Collected data:
Segment Open

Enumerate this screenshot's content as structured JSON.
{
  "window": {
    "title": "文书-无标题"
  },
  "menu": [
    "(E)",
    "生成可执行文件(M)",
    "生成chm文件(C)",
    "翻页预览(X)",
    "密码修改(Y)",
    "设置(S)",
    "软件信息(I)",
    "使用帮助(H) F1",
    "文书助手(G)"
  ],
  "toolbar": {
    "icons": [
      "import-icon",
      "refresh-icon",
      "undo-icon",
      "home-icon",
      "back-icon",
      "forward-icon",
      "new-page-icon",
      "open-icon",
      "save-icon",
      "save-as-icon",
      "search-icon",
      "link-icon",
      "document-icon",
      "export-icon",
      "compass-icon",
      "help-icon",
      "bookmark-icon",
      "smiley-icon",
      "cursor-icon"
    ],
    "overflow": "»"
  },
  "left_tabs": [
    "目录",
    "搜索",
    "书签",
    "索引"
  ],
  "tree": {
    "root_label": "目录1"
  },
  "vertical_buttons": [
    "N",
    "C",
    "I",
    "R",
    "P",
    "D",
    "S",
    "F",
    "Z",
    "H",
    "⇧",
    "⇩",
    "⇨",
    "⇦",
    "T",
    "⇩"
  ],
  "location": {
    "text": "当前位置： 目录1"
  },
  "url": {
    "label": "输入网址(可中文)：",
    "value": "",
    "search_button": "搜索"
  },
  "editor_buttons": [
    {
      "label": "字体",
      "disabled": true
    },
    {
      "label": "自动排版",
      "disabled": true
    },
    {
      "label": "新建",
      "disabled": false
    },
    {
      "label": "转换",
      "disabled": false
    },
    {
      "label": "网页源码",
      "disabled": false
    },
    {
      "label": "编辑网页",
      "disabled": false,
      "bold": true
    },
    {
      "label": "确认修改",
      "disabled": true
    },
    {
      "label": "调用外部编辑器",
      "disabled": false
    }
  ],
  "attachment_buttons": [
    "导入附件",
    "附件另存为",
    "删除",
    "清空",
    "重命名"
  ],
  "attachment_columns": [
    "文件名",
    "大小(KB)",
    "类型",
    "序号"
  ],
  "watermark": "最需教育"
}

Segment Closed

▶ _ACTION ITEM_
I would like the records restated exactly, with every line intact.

▶ _WRITTEN ANSWER_
Enumerate this screenshot's content as structured JSON.
{
  "window": {
    "title": "文书-无标题"
  },
  "menu": [
    "(E)",
    "生成可执行文件(M)",
    "生成chm文件(C)",
    "翻页预览(X)",
    "密码修改(Y)",
    "设置(S)",
    "软件信息(I)",
    "使用帮助(H) F1",
    "文书助手(G)"
  ],
  "toolbar": {
    "icons": [
      "import-icon",
      "refresh-icon",
      "undo-icon",
      "home-icon",
      "back-icon",
      "forward-icon",
      "new-page-icon",
      "open-icon",
      "save-icon",
      "save-as-icon",
      "search-icon",
      "link-icon",
      "document-icon",
      "export-icon",
      "compass-icon",
      "help-icon",
      "bookmark-icon",
      "smiley-icon",
      "cursor-icon"
    ],
    "overflow": "»"
  },
  "left_tabs": [
    "目录",
    "搜索",
    "书签",
    "索引"
  ],
  "tree": {
    "root_label": "目录1"
  },
  "vertical_buttons": [
    "N",
    "C",
    "I",
    "R",
    "P",
    "D",
    "S",
    "F",
    "Z",
    "H",
    "⇧",
    "⇩",
    "⇨",
    "⇦",
    "T",
    "⇩"
  ],
  "location": {
    "text": "当前位置： 目录1"
  },
  "url": {
    "label": "输入网址(可中文)：",
    "value": "",
    "search_button": "搜索"
  },
  "editor_buttons": [
    {
      "label": "字体",
      "disabled": true
    },
    {
      "label": "自动排版",
      "disabled": true
    },
    {
      "label": "新建",
      "disabled": false
    },
    {
      "label": "转换",
      "disabled": false
    },
    {
      "label": "网页源码",
      "disabled": false
    },
    {
      "label": "编辑网页",
      "disabled": false,
      "bold": true
    },
    {
      "label": "确认修改",
      "disabled": true
    },
    {
      "label": "调用外部编辑器",
      "disabled": false
    }
  ],
  "attachment_buttons": [
    "导入附件",
    "附件另存为",
    "删除",
    "清空",
    "重命名"
  ],
  "attachment_columns": [
    "文件名",
    "大小(KB)",
    "类型",
    "序号"
  ],
  "watermark": "最需教育"
}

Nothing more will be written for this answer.